Serious pollution caused around 160,000 premature deaths in the world’s five most populous cities last year, even as air quality improved in some places due to coronavirus lockdowns, an environmental group said Thursday. The worst-affected was New Delhi, the most polluted capital on Earth, where around 54,000 deaths are estimated to have occurred due to hazardous PM2.5 airborne particles, according to a report from Greenpeace Southeast Asia. In Tokyo, the figure was 40,000 with the rest spread across Shanghai, Sao Paulo and Mexico City, according to the report, which looked at the impact of microscopic PM2.5 matter produced by burning fossil fuels.
“When governments choose coal, oil and gas over clean energy, it’s our health that pays the price,” said Avinash Chanchal, climate campaigner at Greenpeace India.
PM2.5 particles are considered the most harmful for health. They damage the heart and lungs and increase the chances of severe asthma attacks. Some studies have linked PM2.5 exposure to a higher risk of dying from COVID-19.
The report used an online tool that estimates the impacts of PM 2.5 by taking air quality data from monitoring site IQAir and combining it with scientific risk models, as well as population and health data. The tool is a collaboration between Greenpeace, IQAir, and the Centre for Research on Energy and Clean Air.

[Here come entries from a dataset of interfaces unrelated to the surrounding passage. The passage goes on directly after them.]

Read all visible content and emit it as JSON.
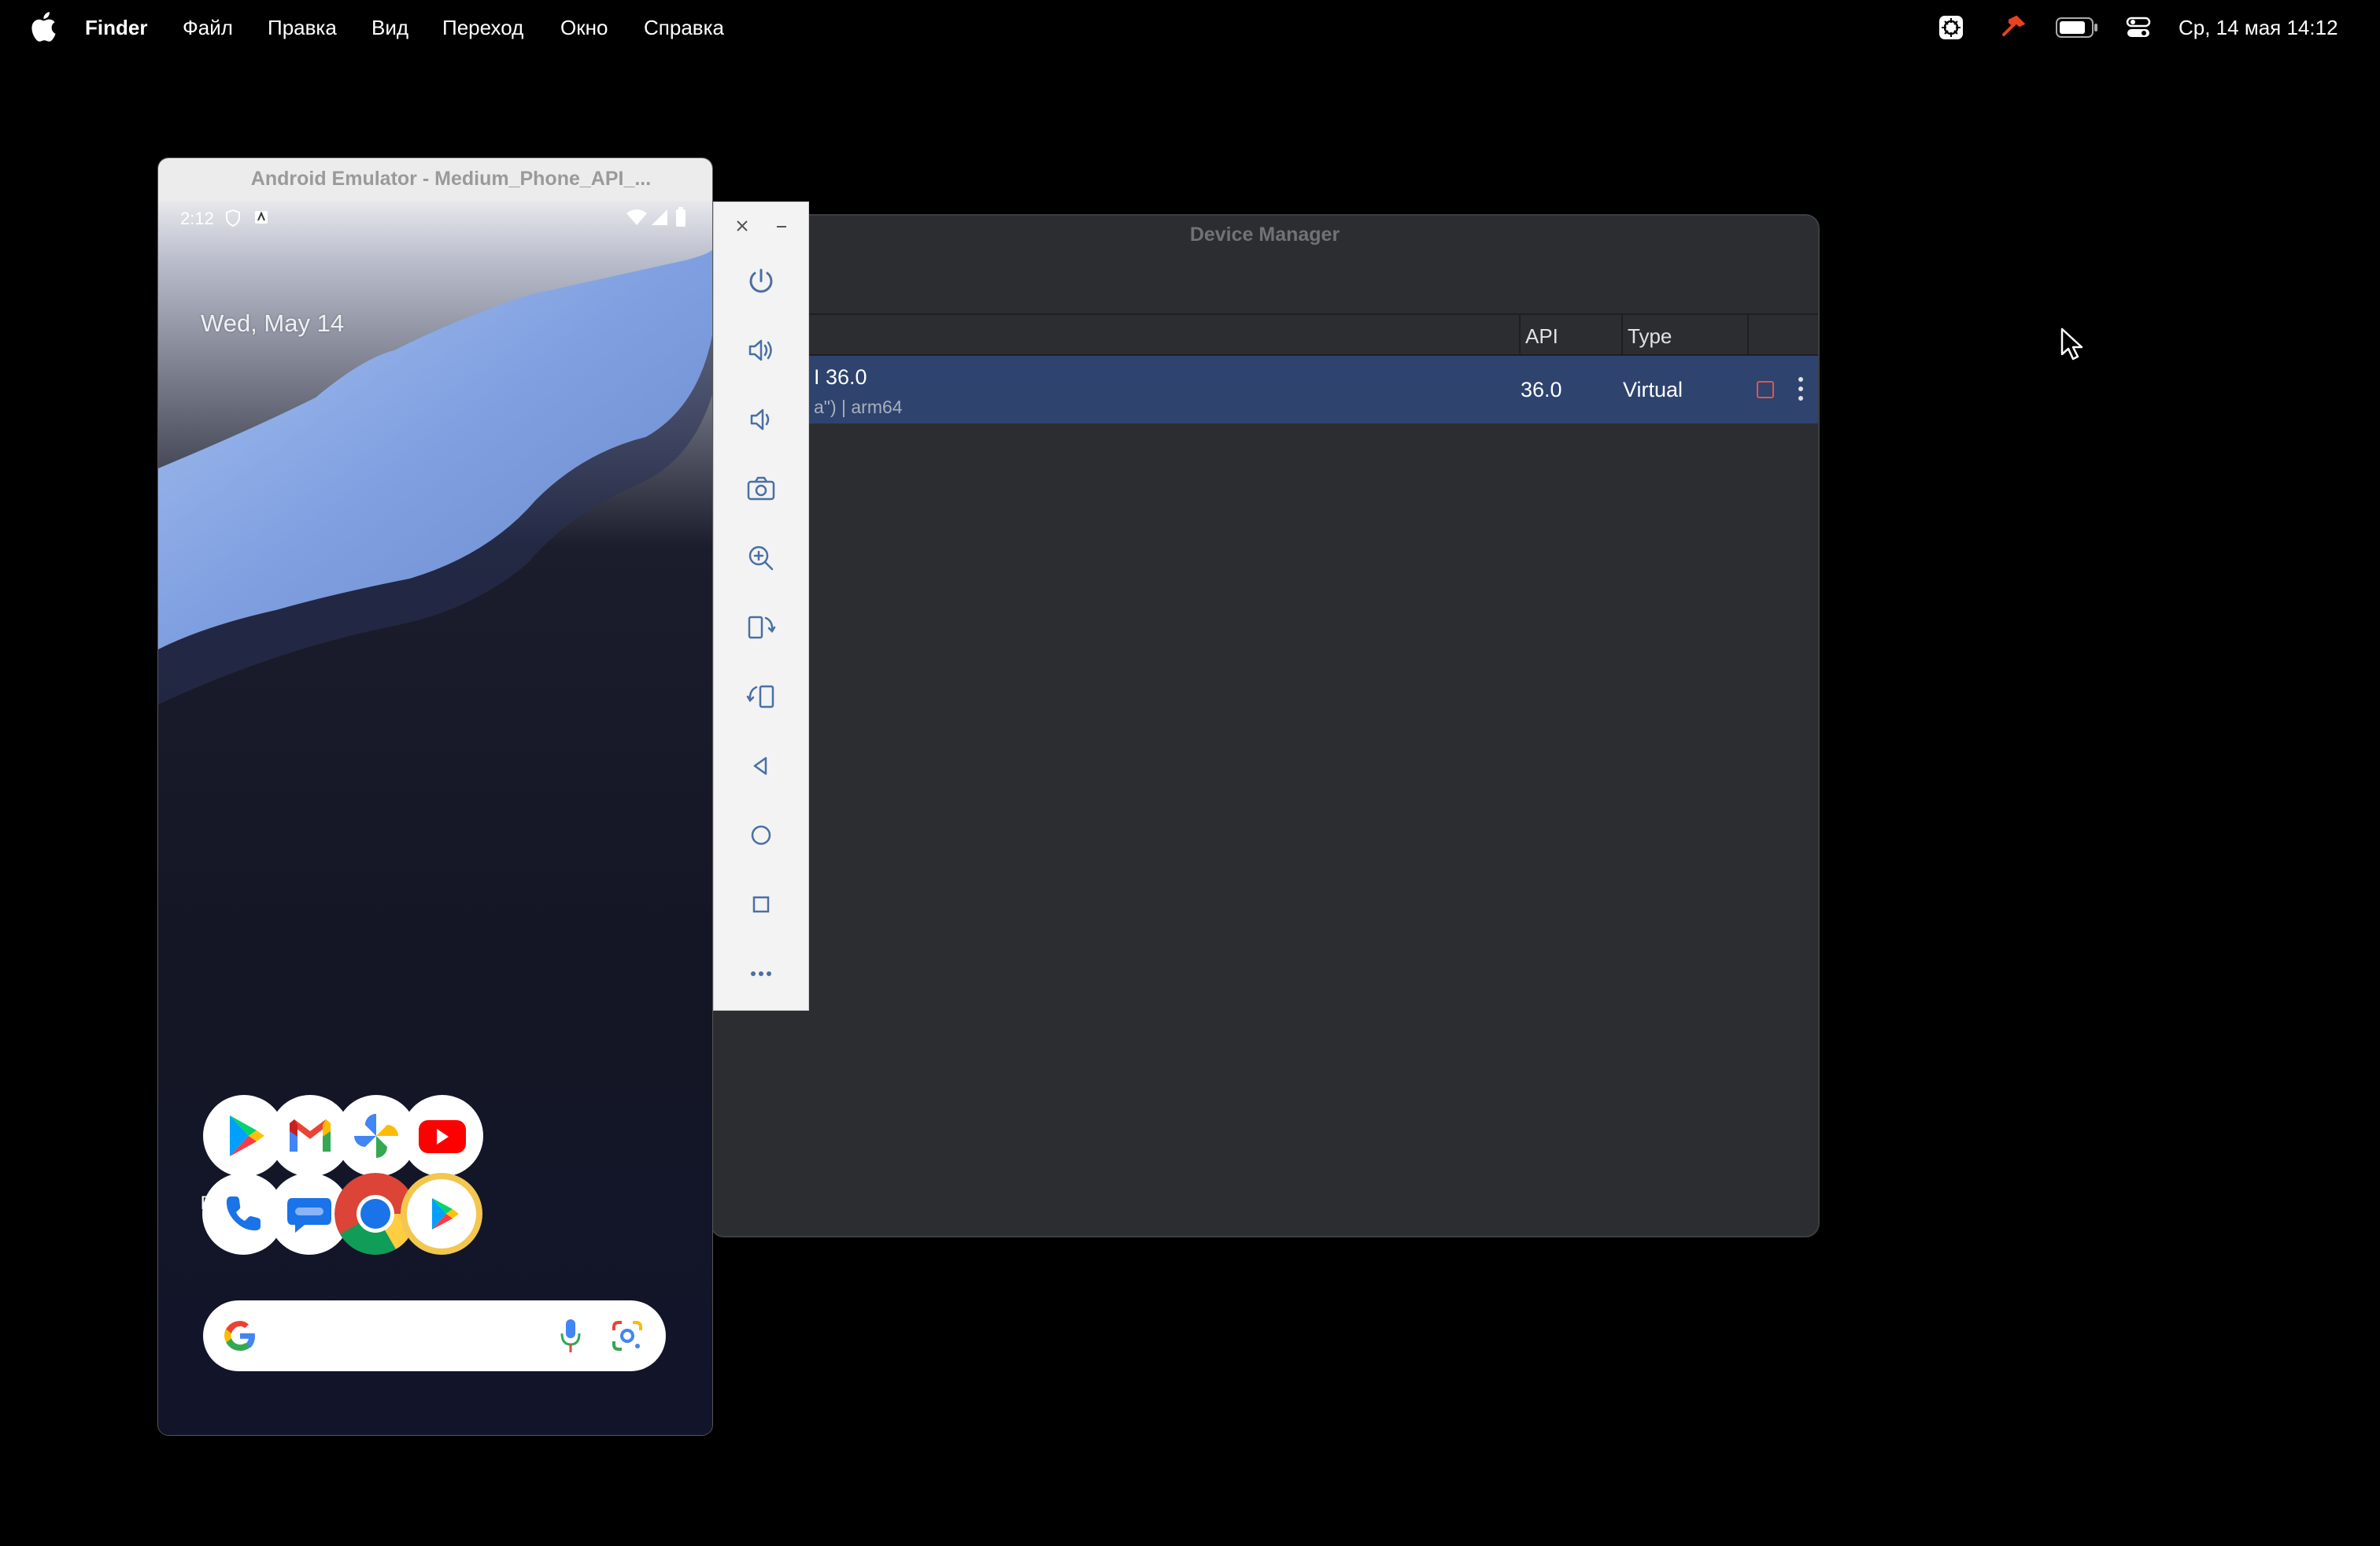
{
  "menubar": {
    "apple_icon": "apple-logo-icon",
    "app_name": "Finder",
    "items": [
      "Файл",
      "Правка",
      "Вид",
      "Переход",
      "Окно",
      "Справка"
    ],
    "status_icons": [
      "screen-share-icon",
      "hammer-icon",
      "battery-icon",
      "control-center-icon"
    ],
    "clock": "Ср, 14 мая  14:12",
    "hammer_color": "#e8421e"
  },
  "device_manager": {
    "title": "Device Manager",
    "columns": {
      "api": "API",
      "type": "Type"
    },
    "device": {
      "name": "I 36.0",
      "subtitle": "a\") | arm64",
      "api": "36.0",
      "type": "Virtual"
    },
    "row_color": "#2e436e"
  },
  "emulator_toolbar": {
    "buttons": [
      "power-icon",
      "volume-up-icon",
      "volume-down-icon",
      "camera-icon",
      "zoom-icon",
      "rotate-left-icon",
      "rotate-right-icon",
      "back-icon",
      "home-icon",
      "overview-icon",
      "more-icon"
    ]
  },
  "emulator": {
    "title": "Android Emulator - Medium_Phone_API_...",
    "status_time": "2:12",
    "date": "Wed, May 14",
    "apps_row1": [
      {
        "label": "Play Store",
        "icon": "play-store-icon"
      },
      {
        "label": "Gmail",
        "icon": "gmail-icon"
      },
      {
        "label": "Photos",
        "icon": "photos-icon"
      },
      {
        "label": "YouTube",
        "icon": "youtube-icon"
      }
    ],
    "apps_row2": [
      {
        "icon": "phone-icon"
      },
      {
        "icon": "messages-icon"
      },
      {
        "icon": "chrome-icon"
      },
      {
        "icon": "play-games-icon"
      }
    ]
  }
}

Despite the high numbers of deaths, coronavirus lockdowns imposed across the world — that took traffic off the streets and shut down polluting industries — did temporarily clear the skies above big cities.
Delhi, for instance, underwent a dramatic transformation for a period last year when curbs were imposed, with residents revelling in azure skies and clean air. Scientists say that massive drops in some pollutants due to lockdowns are bound to have prevented deaths.
Nevertheless, Greenpeace urged governments to put investment in renewable energy at the heart of plans to recover from the pandemic-triggered economic downturn.
“To really clean up our air, governments must stop building new coal plants, retire existing coal plants, and invest in clean energy generation, such as wind and solar,” said the group’s air pollution scientist Aidan Farrow.